I auditioned for last season and didn’t get in. When I came back for Romeo and Juliet, last year suddenly seemed like a preliminary audition, and I came in feeling more confident because I’d already met Tim [Carroll, Master of Play] and I knew he liked what I did. Altogether there were four auditions; in the first set I was quite nervous, but in the second set I read the balcony scene with Mark [Rylance, Artistic Director] playing Juliet and it was just such fun that I almost forgot it was an audition. I just remember coming out of it feeling so happy! The same thing happened in the last audition with Kananu [Kirimi, Juliet] – I think I had a stupid grin on my face the whole time. Partly that was because they said ‘really do the speech to us’, which you’re not always asked to do in an audition. It suddenly felt like I wasn’t trying to say ‘This is how good I am’ – I was just in a room telling a bit of a story for some people.
Do you find the costumes embarrassing or uncomfortable to wear?
Not at all; I want to wear clothes like that in real life! They just feel so right on your body. I think there are other clothes that probably look more flattering on me but I like the support it gives me and the way it holds me up. Normally I’m a terrible sloucher and when I do stand up straight I get a sort of tightness in the top of my chest, but after I’ve had one of these doublets on for a couple of hours, I feel like I’ve had an Alexander session or been to the osteopath. It's wonderful.
How do you prepare before going onstage at the Globe?
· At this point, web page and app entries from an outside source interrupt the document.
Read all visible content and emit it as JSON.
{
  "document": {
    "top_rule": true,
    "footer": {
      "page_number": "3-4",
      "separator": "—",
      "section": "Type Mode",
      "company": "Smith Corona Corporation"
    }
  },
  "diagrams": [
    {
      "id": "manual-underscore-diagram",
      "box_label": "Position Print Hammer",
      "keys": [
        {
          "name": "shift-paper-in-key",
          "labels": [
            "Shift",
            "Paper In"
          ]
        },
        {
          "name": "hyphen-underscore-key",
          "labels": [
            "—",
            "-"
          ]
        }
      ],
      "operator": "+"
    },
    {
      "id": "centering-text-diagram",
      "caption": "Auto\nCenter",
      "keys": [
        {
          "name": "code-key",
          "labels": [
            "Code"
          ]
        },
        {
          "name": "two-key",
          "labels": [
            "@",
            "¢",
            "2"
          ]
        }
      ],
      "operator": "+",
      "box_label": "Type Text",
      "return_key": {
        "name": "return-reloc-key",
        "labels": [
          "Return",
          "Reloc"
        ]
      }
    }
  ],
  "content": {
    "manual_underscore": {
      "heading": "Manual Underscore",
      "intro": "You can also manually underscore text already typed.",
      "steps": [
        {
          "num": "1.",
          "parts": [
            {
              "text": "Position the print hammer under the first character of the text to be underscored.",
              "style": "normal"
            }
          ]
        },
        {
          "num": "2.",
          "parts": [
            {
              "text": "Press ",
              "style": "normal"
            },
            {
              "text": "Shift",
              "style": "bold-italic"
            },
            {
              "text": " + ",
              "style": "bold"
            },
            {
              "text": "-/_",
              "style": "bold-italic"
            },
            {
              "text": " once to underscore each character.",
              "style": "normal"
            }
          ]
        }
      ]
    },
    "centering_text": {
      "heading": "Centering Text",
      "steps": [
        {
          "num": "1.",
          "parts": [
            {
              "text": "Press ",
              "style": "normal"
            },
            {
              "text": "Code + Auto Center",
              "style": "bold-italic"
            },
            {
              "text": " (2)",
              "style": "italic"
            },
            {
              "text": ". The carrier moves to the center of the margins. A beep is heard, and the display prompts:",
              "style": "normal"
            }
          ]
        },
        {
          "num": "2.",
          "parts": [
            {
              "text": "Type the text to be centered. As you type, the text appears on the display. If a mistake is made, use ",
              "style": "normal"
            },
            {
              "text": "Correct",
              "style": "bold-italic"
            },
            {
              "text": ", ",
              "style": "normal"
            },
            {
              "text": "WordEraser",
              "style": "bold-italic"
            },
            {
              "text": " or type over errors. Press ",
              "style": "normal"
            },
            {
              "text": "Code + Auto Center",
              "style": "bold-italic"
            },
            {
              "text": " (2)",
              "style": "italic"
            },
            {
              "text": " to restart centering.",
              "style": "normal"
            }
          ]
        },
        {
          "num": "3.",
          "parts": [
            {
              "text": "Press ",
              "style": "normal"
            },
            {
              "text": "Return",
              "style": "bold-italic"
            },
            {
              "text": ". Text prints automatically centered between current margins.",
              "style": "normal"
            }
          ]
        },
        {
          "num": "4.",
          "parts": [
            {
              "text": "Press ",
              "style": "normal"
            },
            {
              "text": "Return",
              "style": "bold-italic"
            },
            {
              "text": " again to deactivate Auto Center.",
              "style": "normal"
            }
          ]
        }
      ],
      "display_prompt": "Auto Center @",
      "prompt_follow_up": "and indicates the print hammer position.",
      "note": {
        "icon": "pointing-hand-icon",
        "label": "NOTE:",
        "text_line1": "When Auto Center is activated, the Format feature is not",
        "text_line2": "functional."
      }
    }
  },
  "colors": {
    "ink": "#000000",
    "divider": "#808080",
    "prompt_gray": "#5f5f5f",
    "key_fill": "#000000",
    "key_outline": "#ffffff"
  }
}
There is a fight call before every performance – we go through it for safety's sake as much as anything else - so I always rehearse the fight. I also rehearse the dance, and after that my preparation will depend on the day. On different days one needs to do different things to get ready. Some days your body feels very awake –maybe you’ve had to rush to get here and you need to do something to calm down a bit: you might lie on the floor and do some slow stretches. On other days you feel like you need to wake yourself up, so you would do some more aerobic exercise - like badminton for instance. You have to make sure that your body and your voice are warmed-up properly before each performance so that you last the run!
What advice would you give anyone who might want to act?
Once you say ‘I want to act,’ the next thing to ask yourself is ‘What sort of work do I want to do?’ The more specific your ideas about what you want to do and what makes you happy, the better. You need to have an aim and a direction. But having said that, you shouldn’t be in too much of a hurry to specialise: try and see as many sides of the business as you can, then be prepared to work hard at getting to where you want to be!
What do you hope to do next?
I’m not going out for anything specific. I did a film called The Libertine that's coming out at some point in the future, but I did that before Romeo and Juliet opened. I’m thinking about doing some further training at drama school actually, because I don’t think I was really ready for this. In terms of the part, I feel quite happy where I'm at now, but I think I need to develop a stronger process: it's taken me too long to get to that place. I need a more concrete way of working that I can just go back to each time. I know I’ve gone on stage and had some bad days; that's the stuff that I should have done in rehearsal. It has been hard to find that single focus and not be repetitive. This job has been very, very fulfilling and very, very hard. It's made me think about all the things I want to develop as an actor rather than given me a specific goal in terms of the next job.
Thanks to Highams Park School, King Edward VI School, Rhydfelen School, and St. Catherine's School